  Laughing, Quaffing, and unthinking Time.
[Dance of Diana’s attendants.
Enter MARS.
Mars.  Inspire the Vocal Brass, Inspire;
  The World is past its Infant Age:
      Arms and Honour,
      Arms and Honour,
  Set the Martial Mind on Fire,
  And kindle Manly Rage.        50
    Mars has lookt the Sky to Red;
  And Peace, the Lazy Good, is fled.
    Plenty, Peace, and Pleasure fly;
        The Sprightly Green
    In Woodland-Walks 2 no more is seen;        55
The Sprightly Green has drunk the Tyrian Dye.
Cho. of all.  Plenty, Peace, &c.
Mars.  Sound the Trumpet, Beat the Drum;
    Through all the World around,
    Sound a Reveille, Sound, Sound,        60
  The Warrior God is come.
Cho. of all.  Sound the Trumpet, &c.
Momus.  Thy Sword within the Scabbard keep,
    And let Mankind agree;
  Better the World were fast asleep,        65
    Than kept awake by Thee.
  The Fools are only thinner,
    With all our Cost and Care;
  But neither side a winner,
    For Things are as they were.        70
Cho. of all.  The Fools are only, &c.
Enter VENUS.
Venus.  Calms appear, when Storms are past;
  Love will have his Hour at last:
  Nature is my kindly Care;
  Mars destroys, and I repair;        75
  Take me, take me, while you may,
  Venus comes not ev’ry Day.
Cho. of all.  Take her, take her, &c.
Chronos.  The World was then so light,

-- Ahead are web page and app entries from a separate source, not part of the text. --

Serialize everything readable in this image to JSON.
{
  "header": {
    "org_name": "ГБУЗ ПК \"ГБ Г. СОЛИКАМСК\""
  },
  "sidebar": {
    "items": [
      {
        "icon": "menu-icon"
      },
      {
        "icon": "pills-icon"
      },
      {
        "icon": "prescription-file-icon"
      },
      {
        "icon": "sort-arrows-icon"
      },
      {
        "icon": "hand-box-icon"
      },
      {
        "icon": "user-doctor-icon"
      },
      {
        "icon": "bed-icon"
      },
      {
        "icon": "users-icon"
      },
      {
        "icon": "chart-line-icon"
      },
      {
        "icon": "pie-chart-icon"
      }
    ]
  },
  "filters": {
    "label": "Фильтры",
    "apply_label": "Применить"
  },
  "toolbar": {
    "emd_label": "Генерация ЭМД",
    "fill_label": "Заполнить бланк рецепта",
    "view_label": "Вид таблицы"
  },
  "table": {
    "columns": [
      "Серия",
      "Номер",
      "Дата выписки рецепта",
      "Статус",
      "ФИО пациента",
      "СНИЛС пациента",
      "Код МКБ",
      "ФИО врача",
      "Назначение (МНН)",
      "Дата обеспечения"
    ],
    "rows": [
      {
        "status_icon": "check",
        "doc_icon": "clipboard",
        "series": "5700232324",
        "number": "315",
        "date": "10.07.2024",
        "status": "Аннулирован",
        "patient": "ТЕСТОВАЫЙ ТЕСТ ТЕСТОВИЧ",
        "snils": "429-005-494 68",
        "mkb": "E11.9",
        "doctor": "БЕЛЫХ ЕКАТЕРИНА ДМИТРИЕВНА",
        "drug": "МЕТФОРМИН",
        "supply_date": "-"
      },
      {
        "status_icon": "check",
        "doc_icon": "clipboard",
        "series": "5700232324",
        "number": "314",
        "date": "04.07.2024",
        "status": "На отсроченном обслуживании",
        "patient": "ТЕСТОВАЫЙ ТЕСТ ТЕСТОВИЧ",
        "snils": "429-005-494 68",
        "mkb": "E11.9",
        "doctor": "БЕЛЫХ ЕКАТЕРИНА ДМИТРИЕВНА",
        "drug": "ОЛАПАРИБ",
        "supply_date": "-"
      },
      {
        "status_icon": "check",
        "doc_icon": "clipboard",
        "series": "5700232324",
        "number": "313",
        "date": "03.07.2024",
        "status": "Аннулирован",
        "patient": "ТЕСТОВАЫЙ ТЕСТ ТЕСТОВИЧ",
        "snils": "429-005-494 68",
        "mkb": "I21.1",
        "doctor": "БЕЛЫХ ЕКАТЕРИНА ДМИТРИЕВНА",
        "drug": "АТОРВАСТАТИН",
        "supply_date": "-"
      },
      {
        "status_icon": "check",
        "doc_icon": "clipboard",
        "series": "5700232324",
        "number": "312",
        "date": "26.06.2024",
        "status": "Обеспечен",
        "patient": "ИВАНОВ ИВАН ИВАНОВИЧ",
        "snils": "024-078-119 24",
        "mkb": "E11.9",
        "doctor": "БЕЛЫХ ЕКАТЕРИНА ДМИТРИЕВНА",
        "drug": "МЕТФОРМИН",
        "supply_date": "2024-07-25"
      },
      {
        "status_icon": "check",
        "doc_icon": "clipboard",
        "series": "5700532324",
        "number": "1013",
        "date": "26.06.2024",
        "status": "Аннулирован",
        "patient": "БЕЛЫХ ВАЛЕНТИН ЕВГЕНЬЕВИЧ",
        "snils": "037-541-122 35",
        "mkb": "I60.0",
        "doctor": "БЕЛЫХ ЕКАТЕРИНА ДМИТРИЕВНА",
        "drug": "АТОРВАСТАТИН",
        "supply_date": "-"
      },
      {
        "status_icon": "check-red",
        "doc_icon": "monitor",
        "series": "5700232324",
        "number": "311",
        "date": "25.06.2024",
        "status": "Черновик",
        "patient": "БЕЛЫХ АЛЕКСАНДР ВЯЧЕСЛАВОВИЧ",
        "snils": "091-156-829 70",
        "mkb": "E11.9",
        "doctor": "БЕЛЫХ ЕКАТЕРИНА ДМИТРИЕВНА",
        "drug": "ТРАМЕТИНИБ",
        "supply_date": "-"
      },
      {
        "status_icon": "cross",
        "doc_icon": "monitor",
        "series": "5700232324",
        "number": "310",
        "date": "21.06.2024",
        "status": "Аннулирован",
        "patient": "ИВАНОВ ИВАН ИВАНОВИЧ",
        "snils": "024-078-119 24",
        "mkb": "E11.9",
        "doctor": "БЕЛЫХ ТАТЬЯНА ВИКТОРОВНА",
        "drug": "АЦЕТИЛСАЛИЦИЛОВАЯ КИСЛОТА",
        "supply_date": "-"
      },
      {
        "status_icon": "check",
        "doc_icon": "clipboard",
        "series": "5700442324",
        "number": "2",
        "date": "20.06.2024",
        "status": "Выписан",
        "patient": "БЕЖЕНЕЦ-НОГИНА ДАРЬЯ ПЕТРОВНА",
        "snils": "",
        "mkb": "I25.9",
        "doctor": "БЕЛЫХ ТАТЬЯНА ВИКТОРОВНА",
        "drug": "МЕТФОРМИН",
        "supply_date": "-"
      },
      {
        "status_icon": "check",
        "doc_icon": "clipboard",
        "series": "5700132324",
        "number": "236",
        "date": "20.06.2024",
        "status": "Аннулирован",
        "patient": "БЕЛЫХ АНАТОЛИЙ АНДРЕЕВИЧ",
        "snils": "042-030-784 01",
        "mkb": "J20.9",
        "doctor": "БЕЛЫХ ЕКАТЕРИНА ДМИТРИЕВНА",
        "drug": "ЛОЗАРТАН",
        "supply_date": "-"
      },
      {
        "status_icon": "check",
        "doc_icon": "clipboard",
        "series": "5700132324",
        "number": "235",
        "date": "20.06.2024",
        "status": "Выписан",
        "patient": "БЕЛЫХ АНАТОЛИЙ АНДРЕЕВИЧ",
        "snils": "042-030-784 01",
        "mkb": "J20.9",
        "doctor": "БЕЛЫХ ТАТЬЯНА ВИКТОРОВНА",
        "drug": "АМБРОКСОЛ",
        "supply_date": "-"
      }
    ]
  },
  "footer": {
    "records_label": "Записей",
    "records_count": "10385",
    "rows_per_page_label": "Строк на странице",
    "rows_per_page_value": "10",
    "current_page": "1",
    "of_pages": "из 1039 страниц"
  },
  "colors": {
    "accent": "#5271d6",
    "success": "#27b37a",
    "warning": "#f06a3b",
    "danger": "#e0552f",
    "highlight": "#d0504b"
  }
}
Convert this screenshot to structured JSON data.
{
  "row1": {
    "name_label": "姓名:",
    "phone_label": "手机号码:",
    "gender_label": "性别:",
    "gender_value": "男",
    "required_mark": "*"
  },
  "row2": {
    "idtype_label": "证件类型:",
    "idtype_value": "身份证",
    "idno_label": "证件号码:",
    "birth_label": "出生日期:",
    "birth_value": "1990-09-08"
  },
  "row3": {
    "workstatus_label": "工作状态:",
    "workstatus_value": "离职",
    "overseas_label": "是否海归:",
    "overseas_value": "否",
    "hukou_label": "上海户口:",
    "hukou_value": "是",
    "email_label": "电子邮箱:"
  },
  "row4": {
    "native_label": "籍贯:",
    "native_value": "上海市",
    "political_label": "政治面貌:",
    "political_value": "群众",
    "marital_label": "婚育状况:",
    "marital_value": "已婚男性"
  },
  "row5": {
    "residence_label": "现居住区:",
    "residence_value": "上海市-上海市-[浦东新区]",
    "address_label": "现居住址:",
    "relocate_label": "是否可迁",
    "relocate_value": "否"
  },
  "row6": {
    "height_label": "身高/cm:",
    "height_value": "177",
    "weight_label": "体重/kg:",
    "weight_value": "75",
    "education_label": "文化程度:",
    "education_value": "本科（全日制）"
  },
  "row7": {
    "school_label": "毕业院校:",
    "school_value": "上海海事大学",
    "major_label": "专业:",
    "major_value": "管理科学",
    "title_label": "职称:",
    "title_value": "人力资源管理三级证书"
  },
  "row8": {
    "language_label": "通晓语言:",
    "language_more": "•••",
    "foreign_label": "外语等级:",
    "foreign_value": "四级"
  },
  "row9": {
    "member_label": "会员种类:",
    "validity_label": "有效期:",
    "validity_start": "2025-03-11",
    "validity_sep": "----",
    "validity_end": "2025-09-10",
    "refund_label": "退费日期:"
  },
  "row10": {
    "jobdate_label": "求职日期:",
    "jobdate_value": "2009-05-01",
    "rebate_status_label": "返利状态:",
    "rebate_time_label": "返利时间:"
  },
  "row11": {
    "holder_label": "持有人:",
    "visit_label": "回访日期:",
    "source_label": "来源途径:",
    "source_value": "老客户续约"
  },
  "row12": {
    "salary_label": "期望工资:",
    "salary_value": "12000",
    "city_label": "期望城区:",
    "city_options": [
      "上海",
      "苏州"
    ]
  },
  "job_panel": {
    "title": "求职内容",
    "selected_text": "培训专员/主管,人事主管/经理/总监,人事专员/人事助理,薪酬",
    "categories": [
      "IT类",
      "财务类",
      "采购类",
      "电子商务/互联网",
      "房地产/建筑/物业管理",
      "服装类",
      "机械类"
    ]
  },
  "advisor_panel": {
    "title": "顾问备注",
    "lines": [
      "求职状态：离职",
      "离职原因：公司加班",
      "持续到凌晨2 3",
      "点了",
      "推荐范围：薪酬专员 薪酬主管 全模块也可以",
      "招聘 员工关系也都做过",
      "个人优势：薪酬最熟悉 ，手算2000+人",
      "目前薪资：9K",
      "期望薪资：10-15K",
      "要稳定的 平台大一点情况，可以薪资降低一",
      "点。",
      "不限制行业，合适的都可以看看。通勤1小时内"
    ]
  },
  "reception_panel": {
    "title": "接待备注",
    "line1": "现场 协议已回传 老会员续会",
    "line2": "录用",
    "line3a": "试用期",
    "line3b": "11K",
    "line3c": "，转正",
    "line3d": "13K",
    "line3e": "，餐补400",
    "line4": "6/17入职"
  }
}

      I scarcely felt the Weight;        80
    Joy rul’d the Day, and Love the Night.
  But since the Queen of Pleasure left the Ground,
        I faint, I lag,
        And feebly drag
      The pond’rous Orb around.        85
Momus.  All, all of a piece throughout:
  Pointing to Diana.  Thy Chase had a Beast in View;
  Pointing to Mars.  Thy Wars brought nothing about;
  Pointing to Venus.  Thy Lovers were all untrue.
Janus.  ’Tis well an Old Age is out.        90
Chro.  And time to begin a New.
Cho. of all.  All, all of a piece throughout:
    Thy Chase had a Beast in View;
  Thy Wars brought nothing about;
    Thy Lovers were all untrue.        95
  ’Tis well an Old Age is out,
    And time to begin a New.
Dance of Huntsmen, Nymphs, Warriours, and Lovers.

Note 1. Text from the original but posthumous edition of 1700, except as noted. [back]
Note 2. Woodland] Woodland 1700. [back]

Shakespeare · Bible · Strunk · Anatomy · Nonfiction · Quotations · Reference · Fiction · Poetry
© 1993–2015 · [Top 150] · Subjects · Titles · Authors · World Lit.